Prince Harry wins lawsuit against phone-hacking hacks

A judge has ruled that Prince Harry was hacked by Mirror Group Newspapers and awarded him £140,600 (~$180,000) in damages. Moreover, the court found that Piers Morgan, former editor of the Daily Mirror newspaper, knew about the illegal hacking used to extract stories from celebrities' devices and was personally involved in it.15 stories, all told, were found to be based on information taken from Harry's phone.

In a summary of his 386-page ruling, High Court judge Mr Justice Fancourt concluded phone hacking by Mirror Group Newspapers (MGN) had continued "even to some extent" during the Leveson Inquiry into media standards.

Labour peer Baroness Chakrabarti advised the 2011 inquiry, which looked at the practices and ethics of the British press in the wake of the now-defunct News of the World phone hacking scandal.

She told BBC Radio 4's World at One programme that the findings of Prince Harry's cases were "totally disgraceful".
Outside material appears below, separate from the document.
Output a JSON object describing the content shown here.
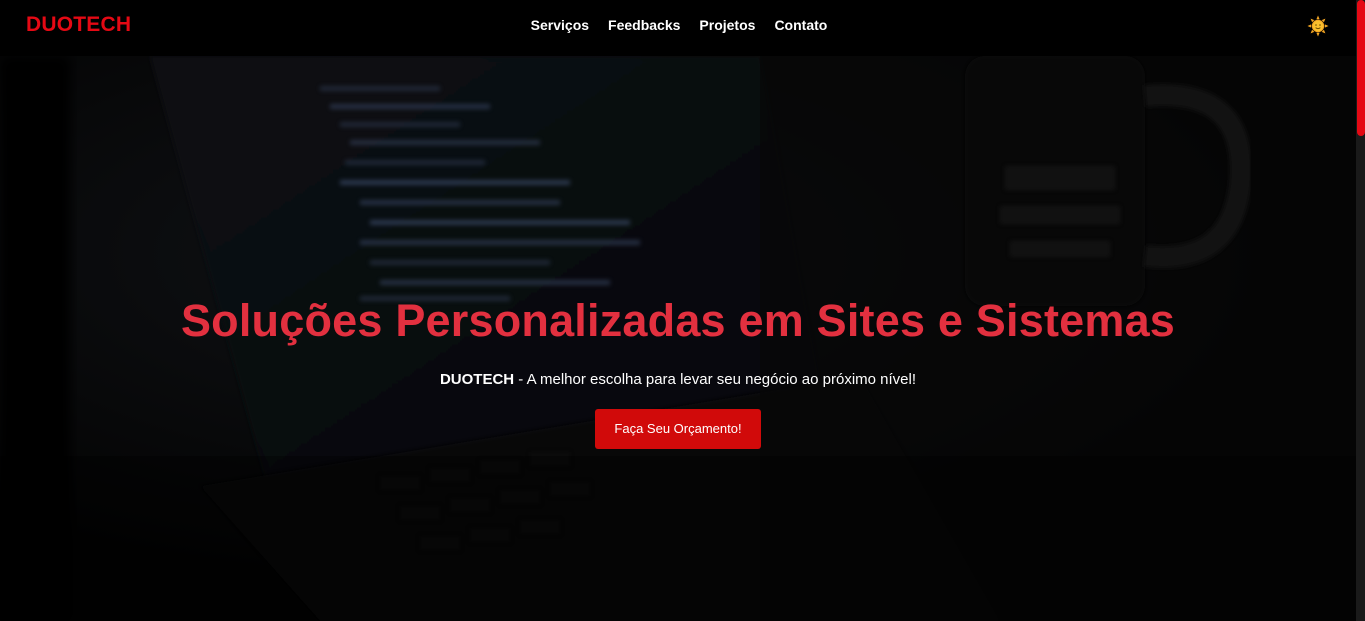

Morgan exemplifies the concept of "failing up"— he was famed from the beginning as a charmless slimeball who openly threatened celebrities with his "long lens," was eventually fired by the Mirror for a fabricated front-page story, pivoted to become a game show host, and then inexplicably replaced Larry King as the host of Live—a short-lived escapade that allowed him to single-handedly destroy the American media myth of British sophistication, wit and sangfroid.